With today’s technology, many expats even have the freedom and ability to do their same current work from anywhere in the world. Writers, graphic designers, consultants, and many other professionals in Casco Viejo log their daily hours behind a cafe tabletop or on a plaza bench. One company even offers a building full of shared workspaces where virtual workers can make temporary use of a desk, and a variety of other services such as printers and conference rooms.
You know what they say about all work and no play. And in Casco Viejo there is no shortage of opportunities to enjoy your leisure time. Sights to see include the Presidential Palace (which is now home to many flocks of herons), the flat arch of the church of Santo Domingo (an architectural wonder that was reconstructed after its 2003 collapse), the Panama Canal Museum, and the Panama Museum of History, as well as the National Institute of Culture and the National Theater.
The town is dotted with a number of historic churches, and its many beautiful plazas serve as gathering places for residents. Another popular hotspot, near the entrance to the city, is the Fish Market. There you can choose your own fresh catch, from among yellow fin tuna, red snapper, octopus, and more, and then take it upstairs to the restaurant where the chef will prepare it however you like. You can also pick up a cup of some of the country’s best ceviche to enjoy while you wait.
The city’s calendar is jam-packed with events, such as salsa dancing and sushi classes. Locals and visitors can enjoy singing karaoke or just listening to music performed by local artists. Beer tours at the La Rana Dorado microbrewery are another great outing.

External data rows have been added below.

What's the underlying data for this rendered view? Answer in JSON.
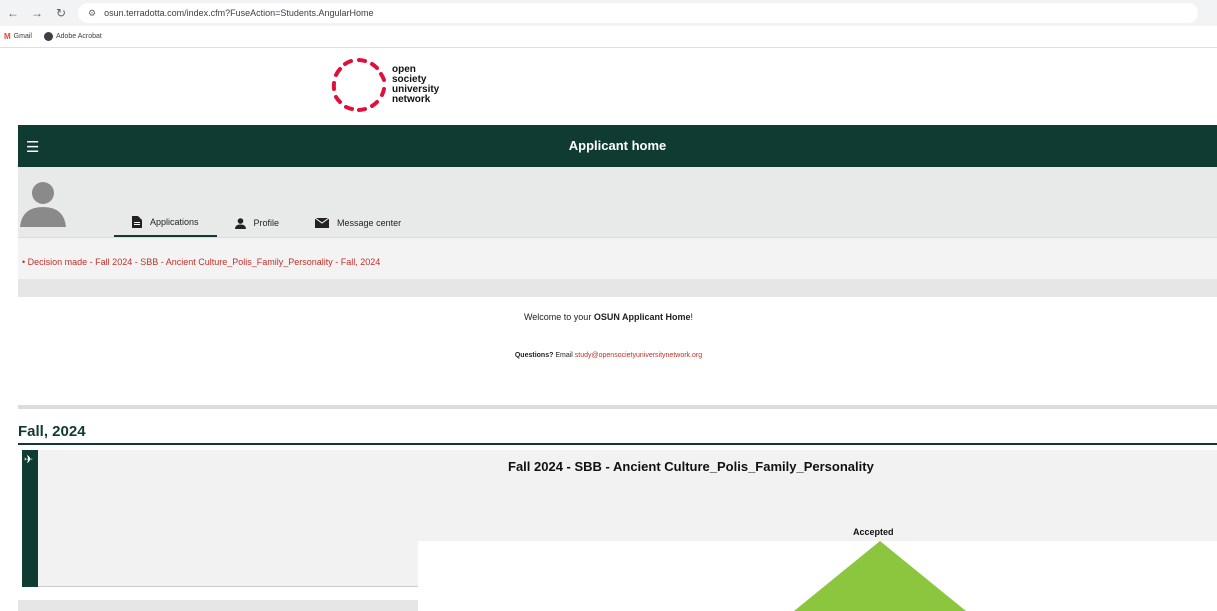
{
  "browser": {
    "url": "osun.terradotta.com/index.cfm?FuseAction=Students.AngularHome",
    "bookmarks": [
      {
        "label": "Gmail",
        "icon": "gmail-icon"
      },
      {
        "label": "Adobe Acrobat",
        "icon": "acrobat-icon"
      }
    ]
  },
  "logo": {
    "lines": [
      "open",
      "society",
      "university",
      "network"
    ],
    "accent_color": "#e0103c"
  },
  "header": {
    "title": "Applicant home",
    "bg_color": "#0f3b33"
  },
  "tabs": [
    {
      "label": "Applications",
      "icon": "document-icon",
      "active": true
    },
    {
      "label": "Profile",
      "icon": "person-icon",
      "active": false
    },
    {
      "label": "Message center",
      "icon": "envelope-icon",
      "active": false
    }
  ],
  "decision_notice": "Decision made - Fall 2024 - SBB - Ancient Culture_Polis_Family_Personality - Fall, 2024",
  "welcome": {
    "prefix": "Welcome to your ",
    "bold": "OSUN Applicant Home",
    "suffix": "!"
  },
  "questions": {
    "bold": "Questions?",
    "text": " Email ",
    "email": "study@opensocietyuniversitynetwork.org"
  },
  "term": {
    "title": "Fall, 2024",
    "application": {
      "title": "Fall 2024 - SBB - Ancient Culture_Polis_Family_Personality",
      "status": "Accepted",
      "status_color": "#8cc63f",
      "icon": "airplane-icon"
    }
  }
}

With its variety and spontaneity, Casco Viejo is a great place to live, work, and play. For those who only want to visit for a short time, the locals will welcome you with open arms. And they’ll spot you from a mile away.
There’s So Much More to Love
To read more of what we have to say about Panama City, and other tropical destinations , you can check out our full Top 57 Places to Live and Invest in the Tropics eBook. It’s over 200 pages of in-depth evaluation, supporting charts and data, and some positively jaw-dropping photos.
It’s also a free download! Give it a look, and let us know what you think!